# [Data to examine]
== Segment start ==

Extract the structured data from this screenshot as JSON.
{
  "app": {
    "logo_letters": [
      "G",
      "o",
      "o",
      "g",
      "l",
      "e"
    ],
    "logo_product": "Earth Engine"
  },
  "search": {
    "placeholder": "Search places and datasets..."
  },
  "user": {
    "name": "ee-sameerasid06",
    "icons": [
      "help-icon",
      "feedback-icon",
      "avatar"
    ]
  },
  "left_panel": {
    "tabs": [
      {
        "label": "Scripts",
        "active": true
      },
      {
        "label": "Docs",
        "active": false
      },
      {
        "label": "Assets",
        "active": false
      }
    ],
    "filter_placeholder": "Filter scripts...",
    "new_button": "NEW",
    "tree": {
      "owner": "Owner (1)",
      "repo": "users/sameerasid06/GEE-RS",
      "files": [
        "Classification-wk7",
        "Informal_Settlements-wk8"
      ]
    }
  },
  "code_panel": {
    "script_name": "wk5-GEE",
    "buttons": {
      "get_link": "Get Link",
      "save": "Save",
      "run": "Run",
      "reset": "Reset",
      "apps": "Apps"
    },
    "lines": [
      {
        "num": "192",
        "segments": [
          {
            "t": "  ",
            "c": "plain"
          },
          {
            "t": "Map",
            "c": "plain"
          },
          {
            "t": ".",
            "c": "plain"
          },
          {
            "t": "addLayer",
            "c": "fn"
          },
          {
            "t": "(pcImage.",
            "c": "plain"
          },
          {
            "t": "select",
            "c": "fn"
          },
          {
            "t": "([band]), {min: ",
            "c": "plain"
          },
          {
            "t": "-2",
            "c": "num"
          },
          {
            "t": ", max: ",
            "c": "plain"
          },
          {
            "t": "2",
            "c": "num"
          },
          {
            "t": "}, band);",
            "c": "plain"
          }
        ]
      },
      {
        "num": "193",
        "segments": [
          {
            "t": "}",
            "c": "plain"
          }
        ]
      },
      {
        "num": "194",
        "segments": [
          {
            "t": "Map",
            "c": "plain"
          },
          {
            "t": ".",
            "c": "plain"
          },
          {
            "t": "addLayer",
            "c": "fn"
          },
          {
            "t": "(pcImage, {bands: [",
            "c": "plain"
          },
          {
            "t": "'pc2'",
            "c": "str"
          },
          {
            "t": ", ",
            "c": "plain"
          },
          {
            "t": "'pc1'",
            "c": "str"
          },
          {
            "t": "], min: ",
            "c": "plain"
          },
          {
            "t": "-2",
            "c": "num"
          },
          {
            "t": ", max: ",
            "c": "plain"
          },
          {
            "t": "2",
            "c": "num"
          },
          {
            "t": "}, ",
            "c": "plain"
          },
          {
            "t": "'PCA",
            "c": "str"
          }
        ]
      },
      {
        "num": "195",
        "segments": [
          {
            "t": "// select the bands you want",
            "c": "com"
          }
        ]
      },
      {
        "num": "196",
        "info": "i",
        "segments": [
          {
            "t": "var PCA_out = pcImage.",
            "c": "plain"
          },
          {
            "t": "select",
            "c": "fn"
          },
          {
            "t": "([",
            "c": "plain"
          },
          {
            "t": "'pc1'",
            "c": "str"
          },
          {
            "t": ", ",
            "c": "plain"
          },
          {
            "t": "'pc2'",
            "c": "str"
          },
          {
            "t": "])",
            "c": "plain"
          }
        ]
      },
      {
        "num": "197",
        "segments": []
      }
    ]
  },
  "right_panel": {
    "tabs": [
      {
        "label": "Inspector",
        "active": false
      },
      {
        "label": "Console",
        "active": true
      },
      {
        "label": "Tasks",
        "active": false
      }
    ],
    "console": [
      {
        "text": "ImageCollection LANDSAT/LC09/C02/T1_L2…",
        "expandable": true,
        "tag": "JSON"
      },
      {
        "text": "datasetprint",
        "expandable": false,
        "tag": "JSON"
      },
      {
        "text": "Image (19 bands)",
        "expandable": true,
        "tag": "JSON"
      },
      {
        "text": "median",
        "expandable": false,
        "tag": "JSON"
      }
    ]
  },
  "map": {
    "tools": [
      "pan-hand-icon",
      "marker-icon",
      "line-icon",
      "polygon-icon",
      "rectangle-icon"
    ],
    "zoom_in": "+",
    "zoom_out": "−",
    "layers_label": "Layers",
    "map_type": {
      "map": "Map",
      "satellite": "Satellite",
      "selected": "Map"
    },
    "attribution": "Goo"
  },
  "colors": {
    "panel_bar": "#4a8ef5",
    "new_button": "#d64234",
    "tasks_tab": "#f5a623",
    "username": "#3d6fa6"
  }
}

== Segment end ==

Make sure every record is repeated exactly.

# [Problem solution]
Extract the structured data from this screenshot as JSON.
{
  "app": {
    "logo_letters": [
      "G",
      "o",
      "o",
      "g",
      "l",
      "e"
    ],
    "logo_product": "Earth Engine"
  },
  "search": {
    "placeholder": "Search places and datasets..."
  },
  "user": {
    "name": "ee-sameerasid06",
    "icons": [
      "help-icon",
      "feedback-icon",
      "avatar"
    ]
  },
  "left_panel": {
    "tabs": [
      {
        "label": "Scripts",
        "active": true
      },
      {
        "label": "Docs",
        "active": false
      },
      {
        "label": "Assets",
        "active": false
      }
    ],
    "filter_placeholder": "Filter scripts...",
    "new_button": "NEW",
    "tree": {
      "owner": "Owner (1)",
      "repo": "users/sameerasid06/GEE-RS",
      "files": [
        "Classification-wk7",
        "Informal_Settlements-wk8"
      ]
    }
  },
  "code_panel": {
    "script_name": "wk5-GEE",
    "buttons": {
      "get_link": "Get Link",
      "save": "Save",
      "run": "Run",
      "reset": "Reset",
      "apps": "Apps"
    },
    "lines": [
      {
        "num": "192",
        "segments": [
          {
            "t": "  ",
            "c": "plain"
          },
          {
            "t": "Map",
            "c": "plain"
          },
          {
            "t": ".",
            "c": "plain"
          },
          {
            "t": "addLayer",
            "c": "fn"
          },
          {
            "t": "(pcImage.",
            "c": "plain"
          },
          {
            "t": "select",
            "c": "fn"
          },
          {
            "t": "([band]), {min: ",
            "c": "plain"
          },
          {
            "t": "-2",
            "c": "num"
          },
          {
            "t": ", max: ",
            "c": "plain"
          },
          {
            "t": "2",
            "c": "num"
          },
          {
            "t": "}, band);",
            "c": "plain"
          }
        ]
      },
      {
        "num": "193",
        "segments": [
          {
            "t": "}",
            "c": "plain"
          }
        ]
      },
      {
        "num": "194",
        "segments": [
          {
            "t": "Map",
            "c": "plain"
          },
          {
            "t": ".",
            "c": "plain"
          },
          {
            "t": "addLayer",
            "c": "fn"
          },
          {
            "t": "(pcImage, {bands: [",
            "c": "plain"
          },
          {
            "t": "'pc2'",
            "c": "str"
          },
          {
            "t": ", ",
            "c": "plain"
          },
          {
            "t": "'pc1'",
            "c": "str"
          },
          {
            "t": "], min: ",
            "c": "plain"
          },
          {
            "t": "-2",
            "c": "num"
          },
          {
            "t": ", max: ",
            "c": "plain"
          },
          {
            "t": "2",
            "c": "num"
          },
          {
            "t": "}, ",
            "c": "plain"
          },
          {
            "t": "'PCA",
            "c": "str"
          }
        ]
      },
      {
        "num": "195",
        "segments": [
          {
            "t": "// select the bands you want",
            "c": "com"
          }
        ]
      },
      {
        "num": "196",
        "info": "i",
        "segments": [
          {
            "t": "var PCA_out = pcImage.",
            "c": "plain"
          },
          {
            "t": "select",
            "c": "fn"
          },
          {
            "t": "([",
            "c": "plain"
          },
          {
            "t": "'pc1'",
            "c": "str"
          },
          {
            "t": ", ",
            "c": "plain"
          },
          {
            "t": "'pc2'",
            "c": "str"
          },
          {
            "t": "])",
            "c": "plain"
          }
        ]
      },
      {
        "num": "197",
        "segments": []
      }
    ]
  },
  "right_panel": {
    "tabs": [
      {
        "label": "Inspector",
        "active": false
      },
      {
        "label": "Console",
        "active": true
      },
      {
        "label": "Tasks",
        "active": false
      }
    ],
    "console": [
      {
        "text": "ImageCollection LANDSAT/LC09/C02/T1_L2…",
        "expandable": true,
        "tag": "JSON"
      },
      {
        "text": "datasetprint",
        "expandable": false,
        "tag": "JSON"
      },
      {
        "text": "Image (19 bands)",
        "expandable": true,
        "tag": "JSON"
      },
      {
        "text": "median",
        "expandable": false,
        "tag": "JSON"
      }
    ]
  },
  "map": {
    "tools": [
      "pan-hand-icon",
      "marker-icon",
      "line-icon",
      "polygon-icon",
      "rectangle-icon"
    ],
    "zoom_in": "+",
    "zoom_out": "−",
    "layers_label": "Layers",
    "map_type": {
      "map": "Map",
      "satellite": "Satellite",
      "selected": "Map"
    },
    "attribution": "Goo"
  },
  "colors": {
    "panel_bar": "#4a8ef5",
    "new_button": "#d64234",
    "tasks_tab": "#f5a623",
    "username": "#3d6fa6"
  }
}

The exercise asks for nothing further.